Children with Asperger syndrome look just like other children. Although they may have learning problems, they have normal or even above-average intelligence.
Children with Asperger syndrome have difficulty communicating and interacting with people. They have problems reading the emotional signals from others that let them know how someone is feeling. They may also may seem clumsy and tend to repeat certain routines or rituals over and over again. Children with Asperger syndrome don't outgrow it—it is a lifetime condition—but with proper treatment most people can lead full and productive lives.
The first symptoms are usually seen at about age 3:
Obsessive interests. Children with Asperger syndrome often become overly interested in a single object or subject and devote all their time and attention in it. They tend to learn everything they can about that one topic and talk about it constantly, sometimes sounding like a junior expert.
Unusual speech. Children with Asperger syndrome have good vocabularies but unusual ways of expressing themselves. They may talk in a monotone voice or have trouble controlling the volume of their voice, speaking loudly in libraries or movie theaters, for example.
Social isolation. Children with the condition have trouble making friends because they are awkward in social situations. They may stand too close or talk too loudly to others, who may see their behavior as odd or inappropriate.
Physical symptoms. They may have delayed motor skills and be clumsy when they try to ride a bike or play with others. Their body movements may seem stiff, and they may repeat motions, like rocking or spinning, again and again.

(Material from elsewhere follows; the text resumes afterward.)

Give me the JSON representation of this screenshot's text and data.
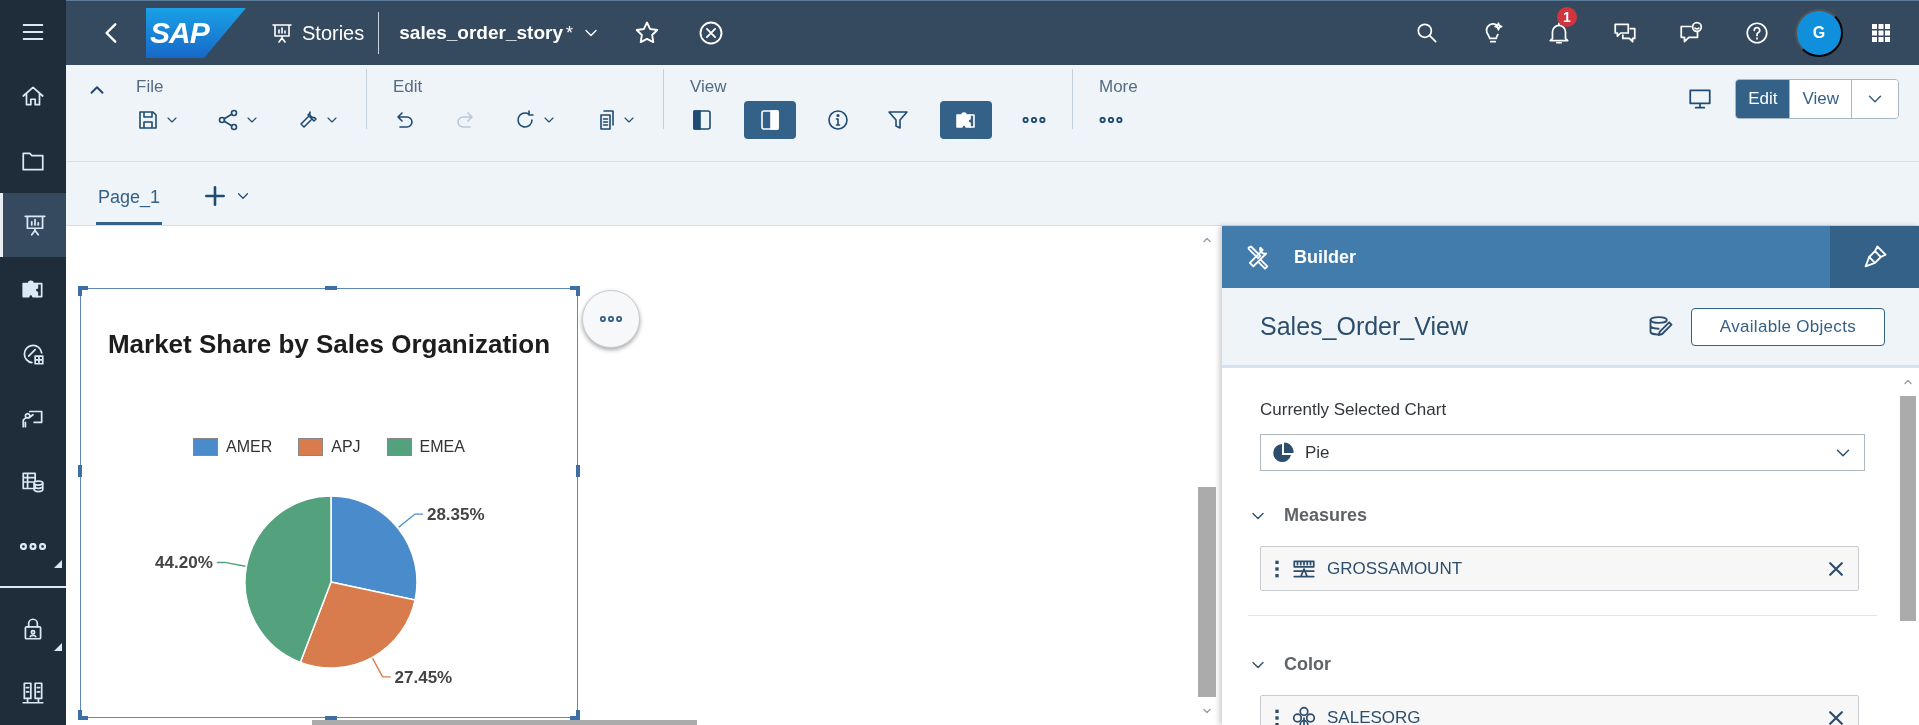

Oversensitivity. Children with the condition may be unusually upset by loud sounds, bright lights, strong smells, or being touched. They may also be easily upset by any change in schedules or routines.
Although the exact cause of Asperger syndrome is not known, current research points to genetic changes that occur during a baby's development in the womb. Asperger syndrome tends to run in families, and researchers are trying to identify genes that may be passed down through the generations. Special types of brain images taken of children with the condition show that certain areas of their brains develop and function differently from those of children without the condition. Asperger syndrome is not caused by bad parenting.
No specific test is available to diagnose Asperger syndrome. Symptoms usually cause parents and doctors to suspect the problem. Diagnosis may start with developmental screening during a well-child or well-baby exam at the doctor's office.
These are behaviors that may suggest Asperger syndrome in a young child:
Failure to make eye contact
Failure to respond to his or her name
Not making gestures like pointing or waving
Having little interest in playing with other children
Showing unusually repetitive movements or behaviors
Delayed motor skills and lack of coordination
When Asperger syndrome is suspected, a team of medical providers will evaluate your child before making a diagnosis. The team may include a pediatrician, a neurologist, a mental health specialist, and a speech and language specialist. If Asperger syndrome is confirmed, they will help set up a program to help your child learn how to interact with other children and adults.
Here are types of therapy that children with Asperger syndrome may receive:
Social skills training to teach them how to play and interact with other children
Cognitive behavioral therapy to help them learn how to deal with their feelings and avoid obsessive interests and repetitive behaviors
Speech and language therapy to show them how to speak more normally
Occupational therapy to teach them how to use their bodies less awkwardly
Education and support to help parents learn how to manage Asperger syndrome at home
With early diagnosis and proper treatment, youngsters can learn to cope and manage Asperger syndrome. Adults with the condition often need continuing care and support, but many are able to lead independent and successful lives.
© 2013 Main Line Health